Brilliant! The exact opposite of the dentist I was visiting before. Non judgmental, don't make you feel uncomfortable, just professional. Highly recommended.
Fillings are one of the most common procedures performed by a dentist. The most common reason as to why a tooth needs to be filled is that it has a cavity due to dental decay. Trauma to teeth, natural wearing of teeth, anatomical imperfections and cavities as a result of tooth grinding are other common reasons for teeth requiring fillings. There are many different types of filling materials available but the two most common types are amalgam (‘Silver’) and composite (‘White’) . You can read more about these types of fillings below:
Dental amalgam fillings are made from a mixture of metals which set hard in the mouth. Dental amalgam has been the most common material used to fill cavitated teeth for over 150 years, and it is estimated that there are over 1 billion amalgam filling placed globally every year.What are amalgam fillings?
In order to place an amalgam filling your dentist will remove the decayed area of your tooth and shape the cavity ready to be filled. A mixture of powdered metal alloy with liquid mercury will be processed in a chair-side device creating an easy-to-work-with amalgam putty. This is then placed in the cavity and shaped as necessary, before quickly hardening to a strong, durable filling.Benefits of amalgam:
Those who have suffered from tooth decay are highly likely to have had their tooth restored to health by the use of an amalgam ('silver') filling. Dental amalgam has been a popular, effective and inexpensive material used by dentists for more than 150 years, but recently it has attracted growing publicity over possible adverse effects on health.
Amalgam is made by combining mercury with particles of silver and tin, mixed with various amounts of copper and zinc to make it stronger and easier to handle.
There is a huge range of filling materials available to dentists, each with their relative merits. An ideal one should be easy to use, inexpensive, tooth coloured, long lasting and without any adverse side effects. However such a material has yet to be developed.
Dental amalgam is relatively inexpensive, easy to use and long lasting. In situations where aesthetics are not a primary issue (i.e. at the back of the mouth) amalgam is often the best filling material available as it is very hard wearing and is not very moisture sensitive. Chemical changes in the silver amalgam take place over a period of time that help to seal the filling at the edges, sealing bacteria out of the tooth. Other filling materials such as 'white fillings' made of ceramic or composite resin, are more expensive and do not seal in the same way. Leakage and durability can be more of a concern with some of these materials as they tend to be very moisture sensitive, meaning that once they become wet before setting fully there mechanical properties are compromised. Also these materials tend to take much more time to place.
Although the individual components that comprise amalgam may be toxic in high enough amounts when they are combined they form a stable material that has some excellent properties. An analogy with salt is often used; both sodium and chlorine are harmful elements in their natural state, but when combined they form ordinary table salt. Those searching the internet for information on amalgam will find a great many claims linking it with all manner of ailments and diseases, including allergies, neuralgia, dementia and cancer.
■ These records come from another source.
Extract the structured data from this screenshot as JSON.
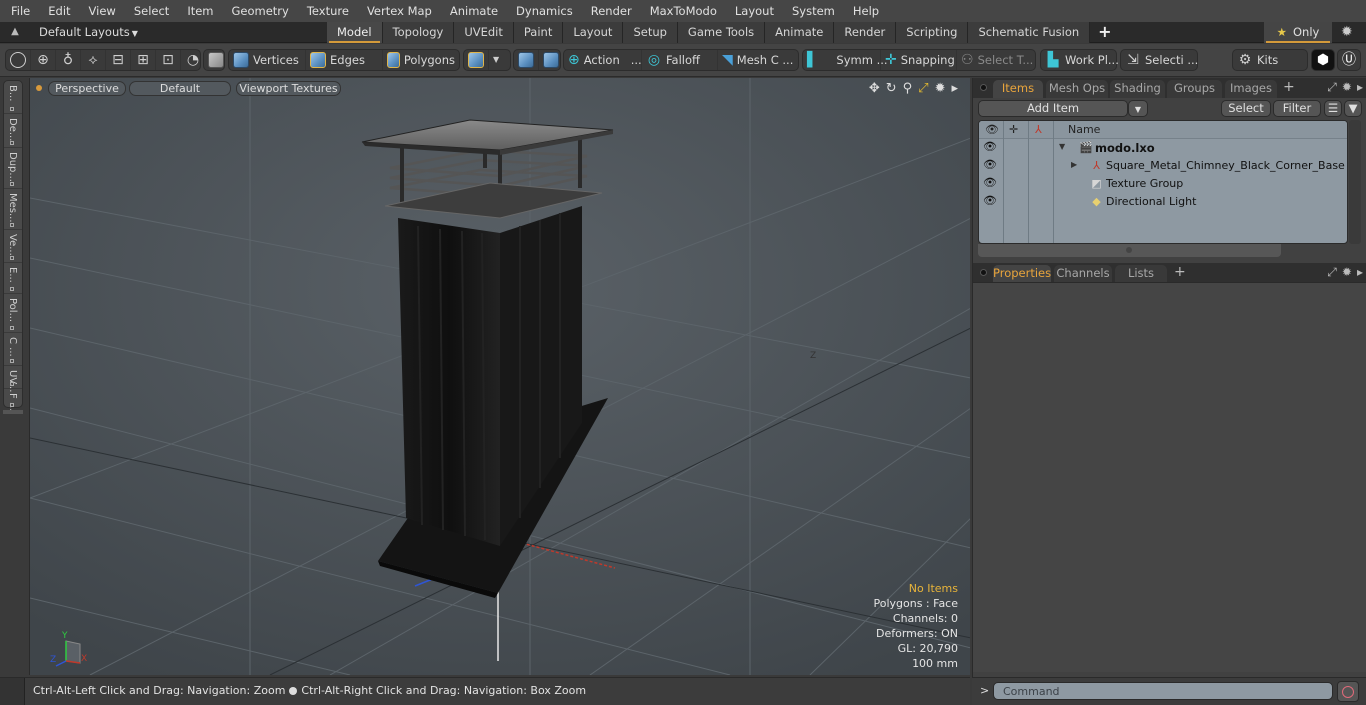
{
  "menu": [
    "File",
    "Edit",
    "View",
    "Select",
    "Item",
    "Geometry",
    "Texture",
    "Vertex Map",
    "Animate",
    "Dynamics",
    "Render",
    "MaxToModo",
    "Layout",
    "System",
    "Help"
  ],
  "layout_bar": {
    "layouts_label": "Default Layouts",
    "tabs": [
      "Model",
      "Topology",
      "UVEdit",
      "Paint",
      "Layout",
      "Setup",
      "Game Tools",
      "Animate",
      "Render",
      "Scripting",
      "Schematic Fusion"
    ],
    "active_tab": "Model",
    "add_label": "+",
    "only_label": "Only"
  },
  "toolbar": {
    "vertices": "Vertices",
    "edges": "Edges",
    "polygons": "Polygons",
    "action": "Action",
    "action_more": "...",
    "falloff": "Falloff",
    "mesh": "Mesh C ...",
    "symmetry": "Symm ...",
    "snapping": "Snapping",
    "select_tool": "Select T...",
    "work_plane": "Work Pl...",
    "selection": "Selecti ...",
    "kits": "Kits"
  },
  "side_tabs": [
    "B...",
    "De...",
    "Dup...",
    "Mes...",
    "Ve...",
    "E...",
    "Pol...",
    "C ...",
    "UV...",
    "F ..."
  ],
  "viewport": {
    "view_mode": "Perspective",
    "shading": "Default",
    "textures": "Viewport Textures",
    "info": {
      "selection": "No Items",
      "polygons": "Polygons : Face",
      "channels": "Channels: 0",
      "deformers": "Deformers: ON",
      "gl": "GL: 20,790",
      "scale": "100 mm"
    },
    "axis_labels": {
      "x": "X",
      "y": "Y",
      "z": "Z"
    }
  },
  "status": {
    "hint_left": "Ctrl-Alt-Left Click and Drag: Navigation: Zoom",
    "hint_right": "Ctrl-Alt-Right Click and Drag: Navigation: Box Zoom"
  },
  "items_panel": {
    "tabs": [
      "Items",
      "Mesh Ops",
      "Shading",
      "Groups",
      "Images"
    ],
    "active_tab": "Items",
    "add_item": "Add Item",
    "select": "Select",
    "filter": "Filter",
    "name_header": "Name",
    "tree": [
      {
        "label": "modo.lxo",
        "icon": "scene-icon",
        "depth": 0,
        "expanded": true
      },
      {
        "label": "Square_Metal_Chimney_Black_Corner_Base",
        "icon": "mesh-locator-icon",
        "depth": 1,
        "expanded": false
      },
      {
        "label": "Texture Group",
        "icon": "texture-group-icon",
        "depth": 1
      },
      {
        "label": "Directional Light",
        "icon": "directional-light-icon",
        "depth": 1
      }
    ]
  },
  "properties_panel": {
    "tabs": [
      "Properties",
      "Channels",
      "Lists"
    ],
    "active_tab": "Properties"
  },
  "command": {
    "prompt": ">",
    "placeholder": "Command"
  },
  "colors": {
    "accent": "#d49a3a",
    "active_tab_text": "#e9a53c",
    "viewport_bg": "#4b5258",
    "tree_bg": "#8e99a2",
    "axis_x": "#c0392b",
    "axis_y": "#2ecc40",
    "axis_z": "#2f55d4"
  }
}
However there have been no scientifically sound studies which confirm the adverse effects of amalgam on the body.
Amalgam fillings are not the only source of mercury we come into contact with on day-to-day basis; others include food, the environment and occupational exposure. Fish in particular often has a high mercury content. Icelanders are exposed to approximately ten times the level compared with residents of the UK because of the amount of fish they consume.
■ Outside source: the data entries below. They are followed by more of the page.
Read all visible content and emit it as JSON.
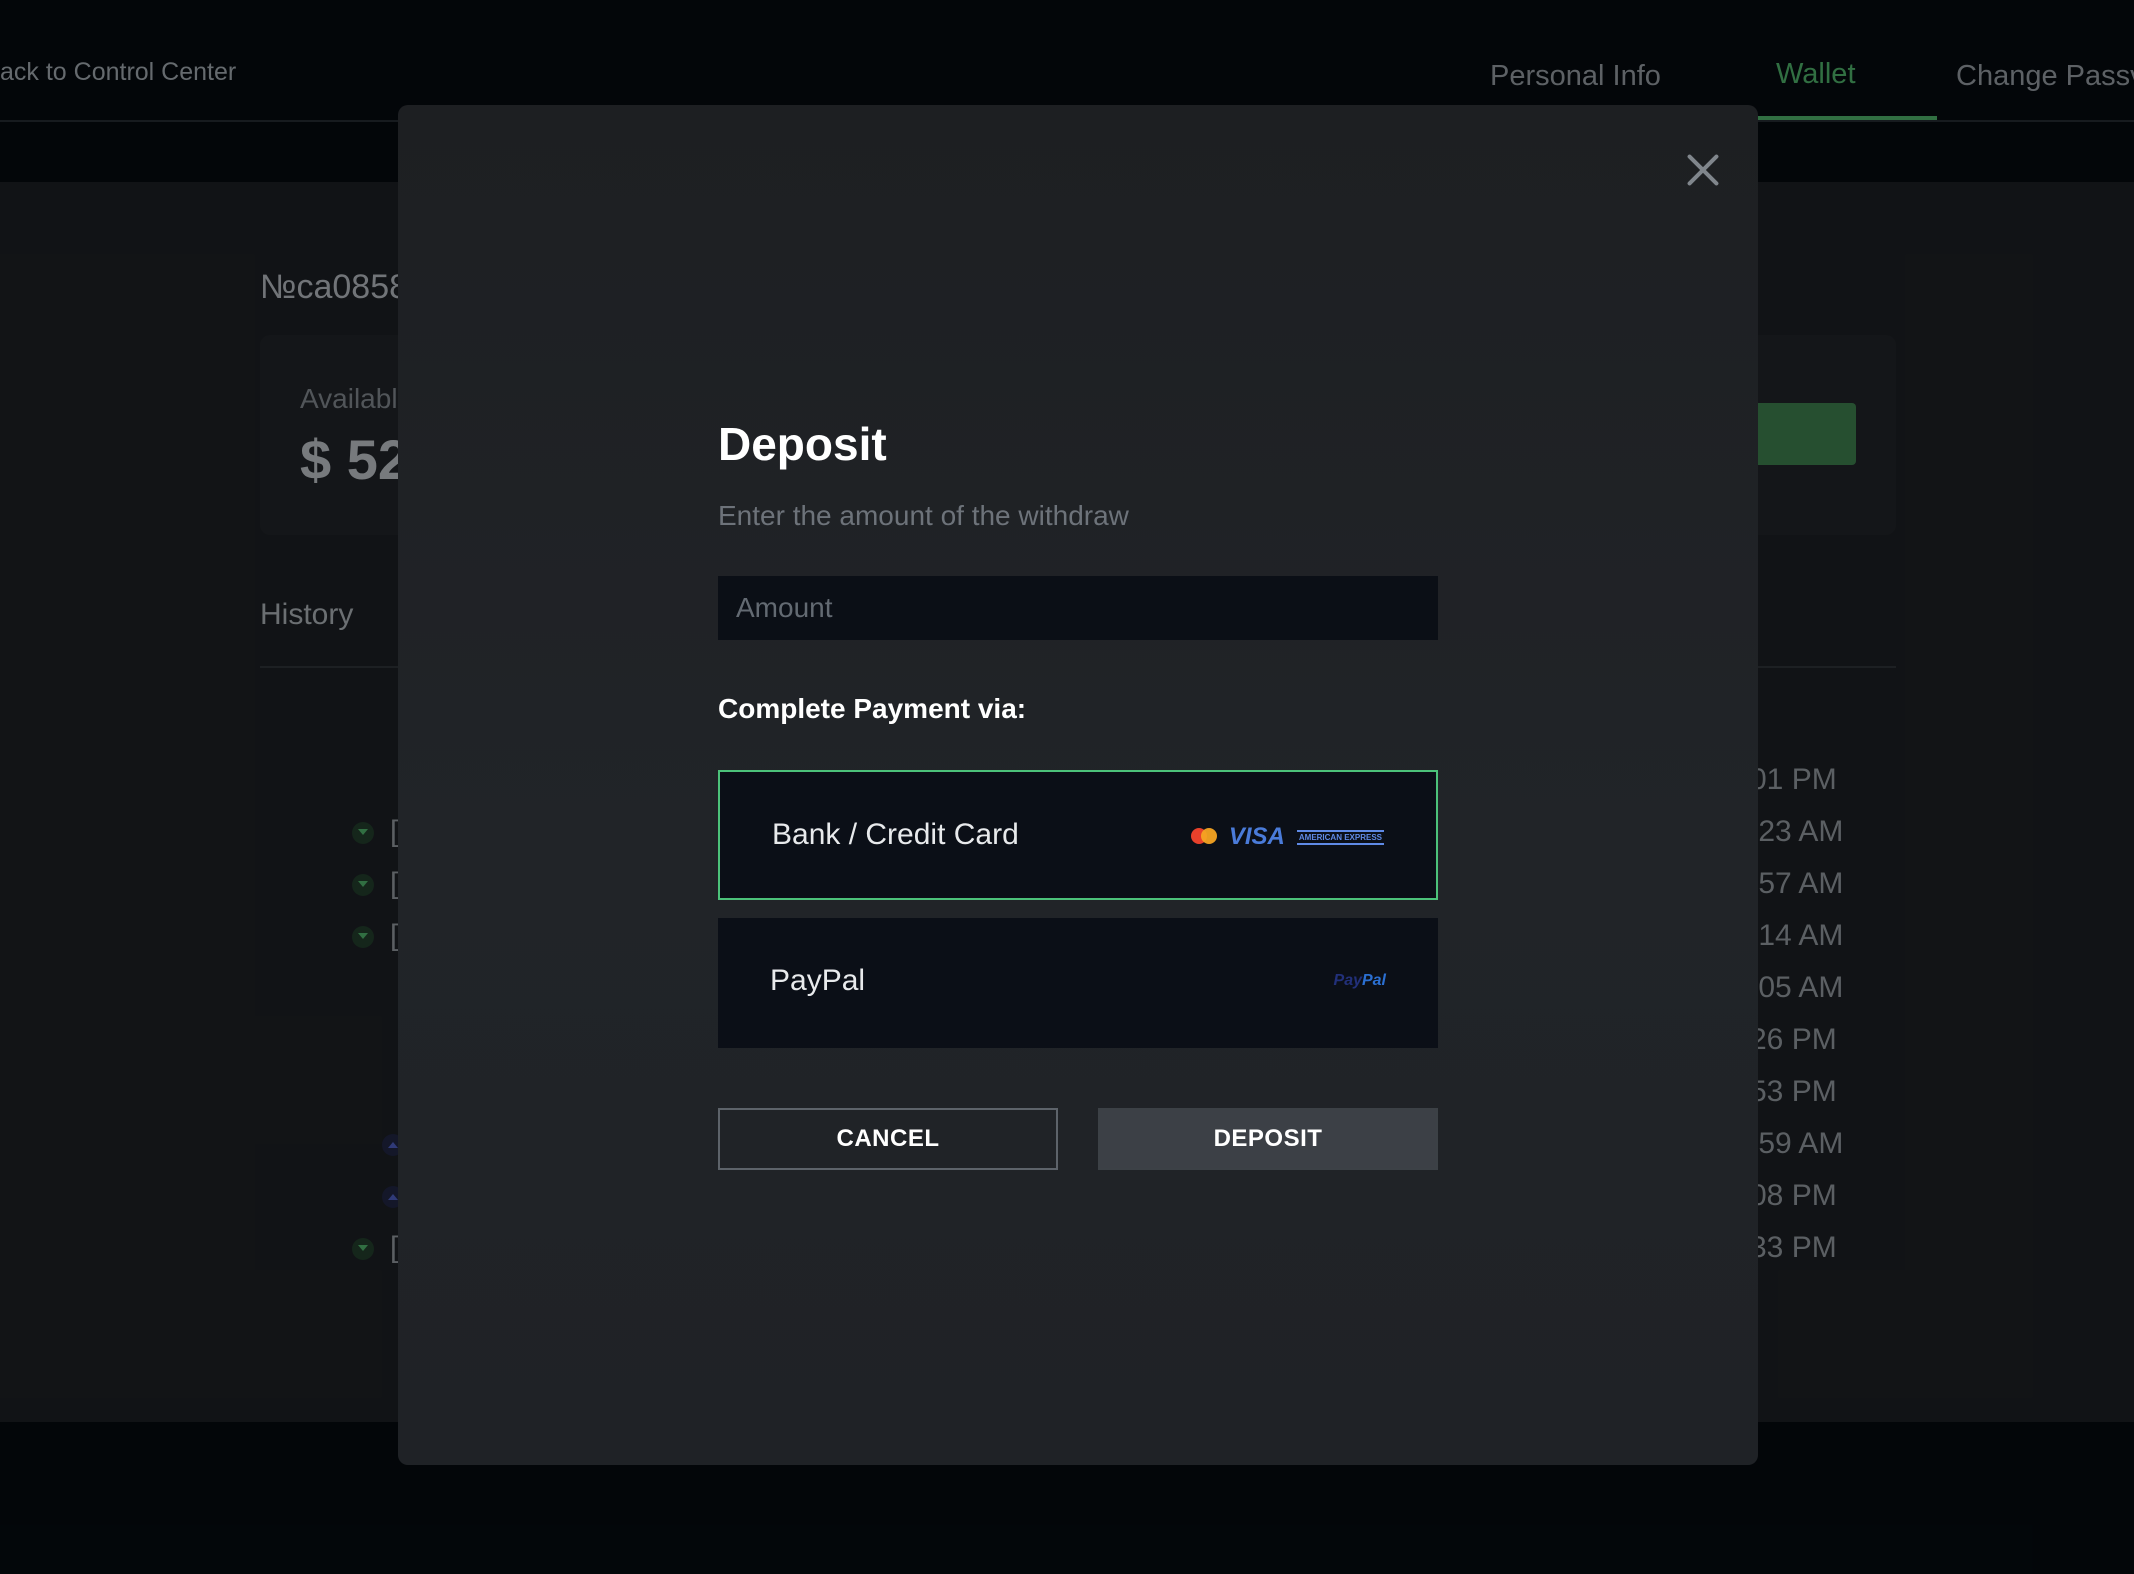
{
  "header": {
    "back_link": "ack to Control Center",
    "tabs": [
      {
        "label": "Personal Info",
        "active": false
      },
      {
        "label": "Wallet",
        "active": true
      },
      {
        "label": "Change Passv",
        "active": false
      }
    ]
  },
  "wallet": {
    "id": "№ca0858",
    "available_label": "Availabl",
    "available_amount": "$ 52"
  },
  "history": {
    "title": "History",
    "times": [
      "01 PM",
      ":23 AM",
      ":57 AM",
      ":14 AM",
      ":05 AM",
      "26 PM",
      "53 PM",
      ":59 AM",
      "08 PM",
      "33 PM"
    ],
    "letter": "[",
    "accent_in": "#4cab66",
    "accent_out": "#4a5ab8"
  },
  "modal": {
    "title": "Deposit",
    "subtitle": "Enter the amount of the withdraw",
    "amount_placeholder": "Amount",
    "payment_label": "Complete Payment via:",
    "options": [
      {
        "label": "Bank / Credit Card",
        "selected": true,
        "logos": [
          "mastercard-icon",
          "VISA",
          "AMERICAN EXPRESS"
        ]
      },
      {
        "label": "PayPal",
        "selected": false,
        "logo": {
          "pay": "Pay",
          "pal": "Pal"
        }
      }
    ],
    "cancel_label": "CANCEL",
    "deposit_label": "DEPOSIT",
    "close_icon": "close-icon",
    "selected_border_color": "#4cc27a"
  }
}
Since mercury is a toxic substance in large doses, dentists and their staff must take particular precautions when handling and disposing of amalgam in order to protect the well-being of their patients, staff and themselves. Long gone are the days when amalgam used to be mixed in a mortar and pestle! It has been suggested that dental staff that use amalgam regularly are more at risk to the negative effects of mercury than patient are who are having amalgam fillings placed.
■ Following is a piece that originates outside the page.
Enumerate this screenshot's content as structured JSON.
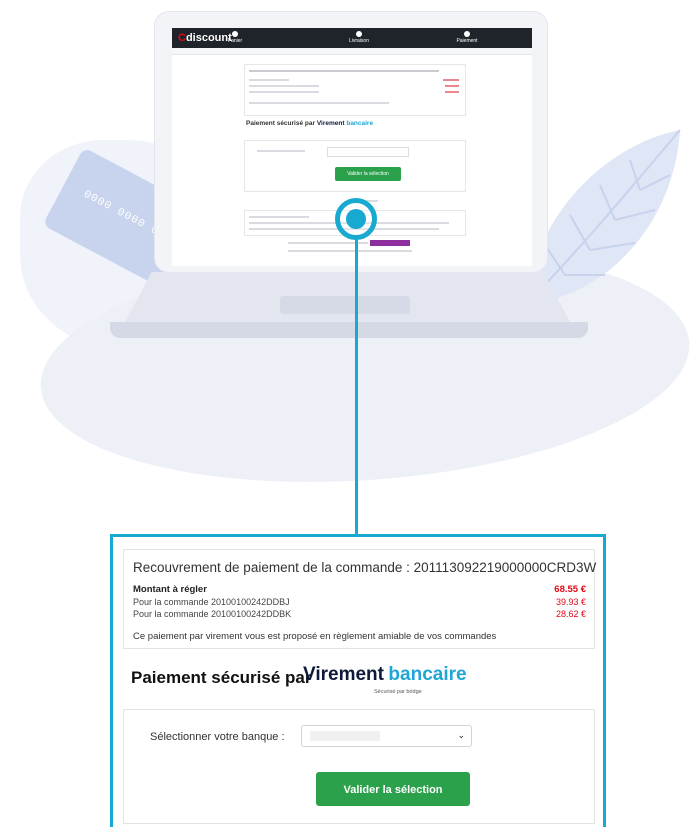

It is rare for people to have an allergy to amalgam although it is possible. In these instances an alternative material should be used.
Children have different requirements to adults, largely as milk teeth have shorter life-spans than adult teeth. Often children's teeth can be filled with tooth-coloured materials which are less durable than amalgam However, when a cavity is large and the restoration must be long lasting, amalgam is often the material of choice.
There are a great number of factors which can dictate what is the most appropriate filling material to be used to fill a cavity. These will include the size of the filling, its location, aesthetic concerns and cost. If you have any concerns over what type of filling you require any of the dentists at Westdene will be happy to discuss the issue with you.
Composite fillings are the technical term for 'white fillings' and are a cosmetic alternative to dental amalgam. A colour which matches the colour of your other teeth will be chosen so that your tooth will look as natural as possible. Here is how white fillings work: